St John Chrysostom (“the golden tongue”) articulates the Gospel of Christ in various sermons he preached in Antioch, where he served first as reader, then as deacon and priest, and then as the metropolis’ bishop. In one series, On Wealth and Poverty, Chrysostom focuses on St Luke’s parable of the Rich Man and Lazarus. The sermons’ central theme is that, while the poor may suffer misfortune, it is the duty of the rich to give alms and do acts of charity both to ease the plight of the poor and to fend off the disadvantages that accompany earthy treasures.
Unlike Origen, who precedes Chrysostom’s ministry by a century, Chrysostom’s reading of the biblical witness is less allegorical in nature and a more literal than his Alexandrian predecessor. For Chrysostom, the Gospel contains an honest and realistic call to serve the poor through the giving of alms.

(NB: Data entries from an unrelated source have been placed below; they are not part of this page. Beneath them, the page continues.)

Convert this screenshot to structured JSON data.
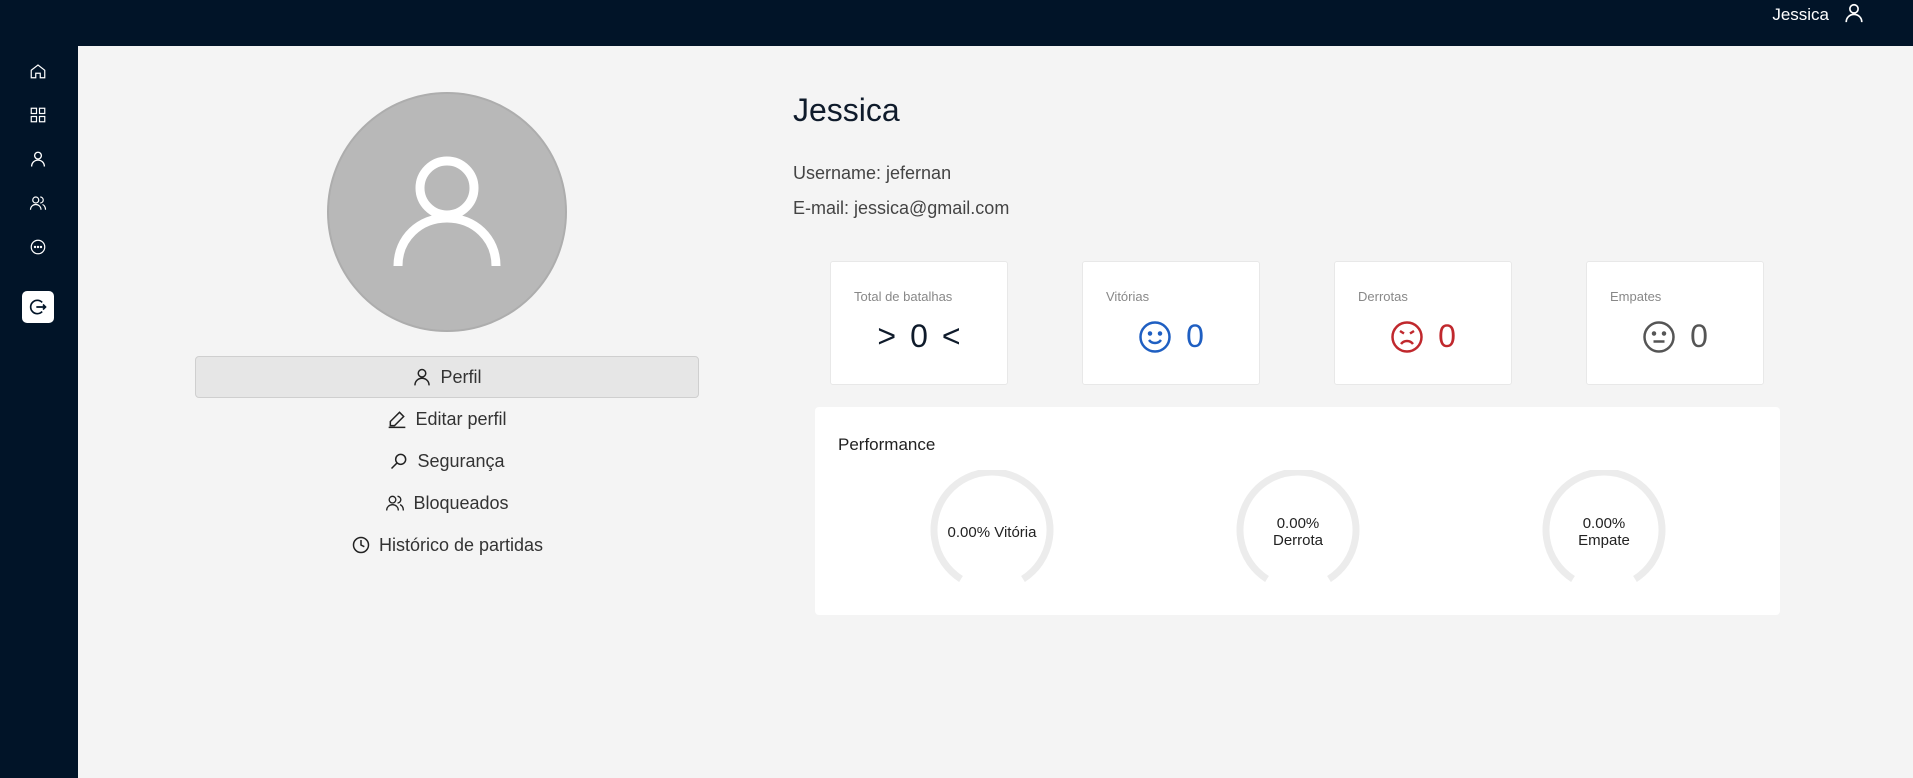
{
  "topbar": {
    "username": "Jessica",
    "user_icon": "user-icon"
  },
  "sidebar": {
    "items": [
      {
        "icon": "home-icon"
      },
      {
        "icon": "grid-icon"
      },
      {
        "icon": "user-icon"
      },
      {
        "icon": "users-icon"
      },
      {
        "icon": "chat-icon"
      }
    ],
    "logo_icon": "logout-icon"
  },
  "profile": {
    "name": "Jessica",
    "username_label": "Username: jefernan",
    "email_label": "E-mail: jessica@gmail.com"
  },
  "menu": {
    "items": [
      {
        "label": "Perfil",
        "icon": "user-icon",
        "active": true
      },
      {
        "label": "Editar perfil",
        "icon": "pencil-icon"
      },
      {
        "label": "Segurança",
        "icon": "search-icon"
      },
      {
        "label": "Bloqueados",
        "icon": "users-icon"
      },
      {
        "label": "Histórico de partidas",
        "icon": "clock-icon"
      }
    ]
  },
  "stats": [
    {
      "label": "Total de batalhas",
      "value": "0",
      "prefix": ">",
      "suffix": "<",
      "color": "#0f1b2b"
    },
    {
      "label": "Vitórias",
      "value": "0",
      "icon": "smile-icon",
      "color": "#1f5fc2"
    },
    {
      "label": "Derrotas",
      "value": "0",
      "icon": "frown-icon",
      "color": "#c0282d"
    },
    {
      "label": "Empates",
      "value": "0",
      "icon": "neutral-face-icon",
      "color": "#555555"
    }
  ],
  "performance": {
    "title": "Performance",
    "gauges": [
      {
        "label": "0.00% Vitória",
        "percent": 0
      },
      {
        "label": "0.00% Derrota",
        "percent": 0
      },
      {
        "label": "0.00% Empate",
        "percent": 0
      }
    ]
  }
}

The parable itself is a vision of a rich man, negligent of the poor mendicant before his house’s gates, and then dying and then suffering in Hell. Chrysostom’s states for the benefit of his congregation that the rich man’s sin lies not in his wealth of earthly possessions but in his hard-heartedness and lack of care for the beggar. For Chrysostom, the poor have advantages in their lack, as they have less distraction in their honest pursuit of holiness. And while the rich may be disadvantaged as to their wealth and its distractions, the rich may give alms to the poor and therefore help to secure their own lot of penance and holiness.
Notice that in his sermons Chrysostom does not lambast the rich. His congregation in Antioch, at that time the Empire’s third largest city, no doubt had many wealthy merchants and tradesmen, and it would be easy for Chrysostom to castigate them for their material excesses. But Chrysostom does not preach hell as much as he does heaven, offering these congregants encouragement towards the blessings that accompany giving to his city’s poor. Chrysostom does not use his words and his episcopal position to condemn, but to offer gospel, that is good news, for the poor and the rich alike. Most importantly, as he does at the end of each sermon, Chrysostom askes a blessing of thanksgiving to Christ: “May we all attain this salvation, by the grace and love of our Lord Jesus Christ.”